“Let’s get into the pickups boys,” says the auctioneer. “This is a 1985 Ford.”
The truck flashes up on the screen and once the auctioneer’s rambling starts, the bids begin flying.
“Nine hundred and fifty dollars, going for $950, $950, $950, sold! For $900,” says the auctioneer.
After the pickups come the mid-sized trucks.
Another vintage from the 1980s sells for $5,950.
“That one’s going to the internet,” says the auctioneer.
Underneath the projected picture of the screen, a stream of online bids float by.
Around 28 per cent of the bids will be won over the internet today.
One man sitting in the crowd is looking at truck models on his Blackberry.
He’s sitting beside a man in a rodeo championship bomber jacket.
The man behind him, clearly experienced at the auction gig, has cotton balls in his ears to mute the auctioneer’s high-pitched yelling.
Ritchie’s auctions are unreserved, so everything is being sold today.
Later, the company wouldn’t say the total amount sold, but it was a multimillion dollar auction, said Kim Schulz, a company spokesperson.
And there were over 400 bidders registered, she said.
The highest bid went to a 2002 Caterpillar D11 Crawler tractor that sold for $475,000.
At a local bar later that night, a man who drove all the way from Oregon for the auction complains that the deals weren’t anything special.
Around 35 per cent of the machines were sold to businesses outside the Yukon.

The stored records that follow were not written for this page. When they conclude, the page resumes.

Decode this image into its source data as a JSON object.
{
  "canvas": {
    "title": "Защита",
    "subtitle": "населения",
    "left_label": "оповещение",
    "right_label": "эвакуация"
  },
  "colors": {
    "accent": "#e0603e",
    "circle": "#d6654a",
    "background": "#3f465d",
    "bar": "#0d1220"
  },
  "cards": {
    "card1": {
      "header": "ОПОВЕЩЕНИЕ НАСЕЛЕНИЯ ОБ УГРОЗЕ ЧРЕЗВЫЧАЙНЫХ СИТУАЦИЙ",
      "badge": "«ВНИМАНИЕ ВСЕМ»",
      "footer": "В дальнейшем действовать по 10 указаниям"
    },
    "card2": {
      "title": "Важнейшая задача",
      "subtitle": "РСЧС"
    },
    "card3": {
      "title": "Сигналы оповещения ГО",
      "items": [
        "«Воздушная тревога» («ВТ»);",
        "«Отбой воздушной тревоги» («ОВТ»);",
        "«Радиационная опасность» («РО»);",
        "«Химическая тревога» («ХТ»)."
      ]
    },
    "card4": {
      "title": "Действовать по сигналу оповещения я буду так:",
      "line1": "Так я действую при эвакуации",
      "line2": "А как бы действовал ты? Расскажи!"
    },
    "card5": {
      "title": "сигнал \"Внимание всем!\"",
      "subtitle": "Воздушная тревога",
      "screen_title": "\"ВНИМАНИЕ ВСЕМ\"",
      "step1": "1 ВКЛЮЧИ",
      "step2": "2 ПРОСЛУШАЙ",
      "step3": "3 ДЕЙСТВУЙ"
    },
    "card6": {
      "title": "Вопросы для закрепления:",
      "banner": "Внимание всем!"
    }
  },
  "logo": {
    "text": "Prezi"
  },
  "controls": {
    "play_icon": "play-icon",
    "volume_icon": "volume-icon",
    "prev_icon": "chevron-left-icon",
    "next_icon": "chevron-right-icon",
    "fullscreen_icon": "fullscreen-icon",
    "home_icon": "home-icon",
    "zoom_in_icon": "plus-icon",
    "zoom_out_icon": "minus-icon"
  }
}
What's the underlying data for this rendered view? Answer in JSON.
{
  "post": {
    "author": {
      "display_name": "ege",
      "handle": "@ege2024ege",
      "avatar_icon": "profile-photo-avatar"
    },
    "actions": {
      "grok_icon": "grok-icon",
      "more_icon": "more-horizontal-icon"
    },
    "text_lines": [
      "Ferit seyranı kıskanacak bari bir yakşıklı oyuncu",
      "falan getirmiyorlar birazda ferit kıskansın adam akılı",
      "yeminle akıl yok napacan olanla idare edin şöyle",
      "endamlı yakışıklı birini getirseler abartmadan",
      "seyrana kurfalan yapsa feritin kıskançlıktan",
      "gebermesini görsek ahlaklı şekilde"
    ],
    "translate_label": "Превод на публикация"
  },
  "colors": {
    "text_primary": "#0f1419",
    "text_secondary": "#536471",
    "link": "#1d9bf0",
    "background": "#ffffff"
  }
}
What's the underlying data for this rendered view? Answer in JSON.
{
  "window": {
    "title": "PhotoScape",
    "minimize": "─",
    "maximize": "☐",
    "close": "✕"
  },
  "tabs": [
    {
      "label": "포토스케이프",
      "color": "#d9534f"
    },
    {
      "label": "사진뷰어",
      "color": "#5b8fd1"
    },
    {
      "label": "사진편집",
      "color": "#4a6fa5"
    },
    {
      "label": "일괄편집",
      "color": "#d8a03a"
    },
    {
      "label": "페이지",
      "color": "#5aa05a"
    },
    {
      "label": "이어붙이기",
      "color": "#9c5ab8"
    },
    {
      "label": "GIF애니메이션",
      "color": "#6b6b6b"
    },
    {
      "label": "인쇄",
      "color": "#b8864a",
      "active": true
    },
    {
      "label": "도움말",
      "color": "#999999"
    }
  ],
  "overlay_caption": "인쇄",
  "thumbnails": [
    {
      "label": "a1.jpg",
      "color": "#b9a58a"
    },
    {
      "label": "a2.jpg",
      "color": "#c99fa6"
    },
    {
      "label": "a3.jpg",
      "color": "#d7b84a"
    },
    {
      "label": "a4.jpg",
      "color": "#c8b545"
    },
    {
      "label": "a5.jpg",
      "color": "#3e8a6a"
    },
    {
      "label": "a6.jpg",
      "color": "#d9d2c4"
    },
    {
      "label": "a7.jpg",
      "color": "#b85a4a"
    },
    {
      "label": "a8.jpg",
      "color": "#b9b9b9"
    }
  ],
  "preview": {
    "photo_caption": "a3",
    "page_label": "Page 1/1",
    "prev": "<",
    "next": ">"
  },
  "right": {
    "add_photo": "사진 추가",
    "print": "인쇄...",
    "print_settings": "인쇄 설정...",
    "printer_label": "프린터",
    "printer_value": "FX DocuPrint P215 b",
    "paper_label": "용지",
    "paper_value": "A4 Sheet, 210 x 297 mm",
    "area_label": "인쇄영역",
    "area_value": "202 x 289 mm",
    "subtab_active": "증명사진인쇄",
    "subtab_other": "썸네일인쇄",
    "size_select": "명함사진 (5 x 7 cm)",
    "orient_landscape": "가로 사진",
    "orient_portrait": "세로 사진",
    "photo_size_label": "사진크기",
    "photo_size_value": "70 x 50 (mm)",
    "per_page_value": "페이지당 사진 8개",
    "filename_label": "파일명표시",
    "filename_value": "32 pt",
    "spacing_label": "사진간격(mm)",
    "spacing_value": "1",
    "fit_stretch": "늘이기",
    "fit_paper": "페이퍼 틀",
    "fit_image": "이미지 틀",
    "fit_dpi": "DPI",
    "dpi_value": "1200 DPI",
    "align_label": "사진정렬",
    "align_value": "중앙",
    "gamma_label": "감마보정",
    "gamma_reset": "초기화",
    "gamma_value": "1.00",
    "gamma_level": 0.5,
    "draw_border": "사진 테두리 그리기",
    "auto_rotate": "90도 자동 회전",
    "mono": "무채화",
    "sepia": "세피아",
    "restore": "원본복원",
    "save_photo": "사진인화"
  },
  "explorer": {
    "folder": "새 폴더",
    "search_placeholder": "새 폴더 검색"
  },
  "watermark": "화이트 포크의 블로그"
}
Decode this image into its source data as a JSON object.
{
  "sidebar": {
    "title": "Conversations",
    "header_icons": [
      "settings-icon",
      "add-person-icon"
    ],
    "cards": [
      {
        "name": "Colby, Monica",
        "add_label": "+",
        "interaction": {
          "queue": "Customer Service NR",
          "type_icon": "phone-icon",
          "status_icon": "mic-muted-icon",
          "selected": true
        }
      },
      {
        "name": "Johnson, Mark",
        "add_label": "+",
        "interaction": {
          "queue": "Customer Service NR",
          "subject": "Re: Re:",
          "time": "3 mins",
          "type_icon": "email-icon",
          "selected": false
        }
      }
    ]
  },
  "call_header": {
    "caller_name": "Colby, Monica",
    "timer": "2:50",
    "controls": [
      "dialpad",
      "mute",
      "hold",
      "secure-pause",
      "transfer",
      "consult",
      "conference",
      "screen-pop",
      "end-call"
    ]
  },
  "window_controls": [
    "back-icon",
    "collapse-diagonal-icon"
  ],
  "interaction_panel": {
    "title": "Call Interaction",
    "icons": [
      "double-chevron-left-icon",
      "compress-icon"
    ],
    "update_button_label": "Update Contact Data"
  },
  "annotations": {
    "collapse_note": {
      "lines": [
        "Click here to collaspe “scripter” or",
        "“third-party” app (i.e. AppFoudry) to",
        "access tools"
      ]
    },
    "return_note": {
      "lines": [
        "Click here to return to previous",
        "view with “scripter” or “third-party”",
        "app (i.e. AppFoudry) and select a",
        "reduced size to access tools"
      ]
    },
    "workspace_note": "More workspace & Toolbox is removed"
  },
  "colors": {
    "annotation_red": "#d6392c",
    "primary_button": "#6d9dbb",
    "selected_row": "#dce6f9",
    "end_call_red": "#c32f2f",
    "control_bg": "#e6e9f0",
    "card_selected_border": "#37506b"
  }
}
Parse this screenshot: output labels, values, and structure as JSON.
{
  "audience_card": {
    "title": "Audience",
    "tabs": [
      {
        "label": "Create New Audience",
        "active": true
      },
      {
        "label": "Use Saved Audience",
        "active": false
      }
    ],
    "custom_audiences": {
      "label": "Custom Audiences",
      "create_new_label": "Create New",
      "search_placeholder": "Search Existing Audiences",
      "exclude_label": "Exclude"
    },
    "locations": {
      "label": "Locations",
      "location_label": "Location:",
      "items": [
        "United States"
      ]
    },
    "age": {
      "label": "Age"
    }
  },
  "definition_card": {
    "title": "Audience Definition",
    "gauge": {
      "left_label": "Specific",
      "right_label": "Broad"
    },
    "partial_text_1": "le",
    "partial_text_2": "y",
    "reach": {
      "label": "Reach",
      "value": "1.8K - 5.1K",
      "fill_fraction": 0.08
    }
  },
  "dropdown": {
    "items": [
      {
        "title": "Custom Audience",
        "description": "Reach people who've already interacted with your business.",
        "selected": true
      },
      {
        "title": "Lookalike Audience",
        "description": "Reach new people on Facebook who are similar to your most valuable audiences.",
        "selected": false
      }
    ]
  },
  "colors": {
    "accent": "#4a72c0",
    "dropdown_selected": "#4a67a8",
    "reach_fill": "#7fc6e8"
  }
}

“I got a few things,” says the man at the bar.
“But it’s getting it out of here that costs money.”
Contact James Munson at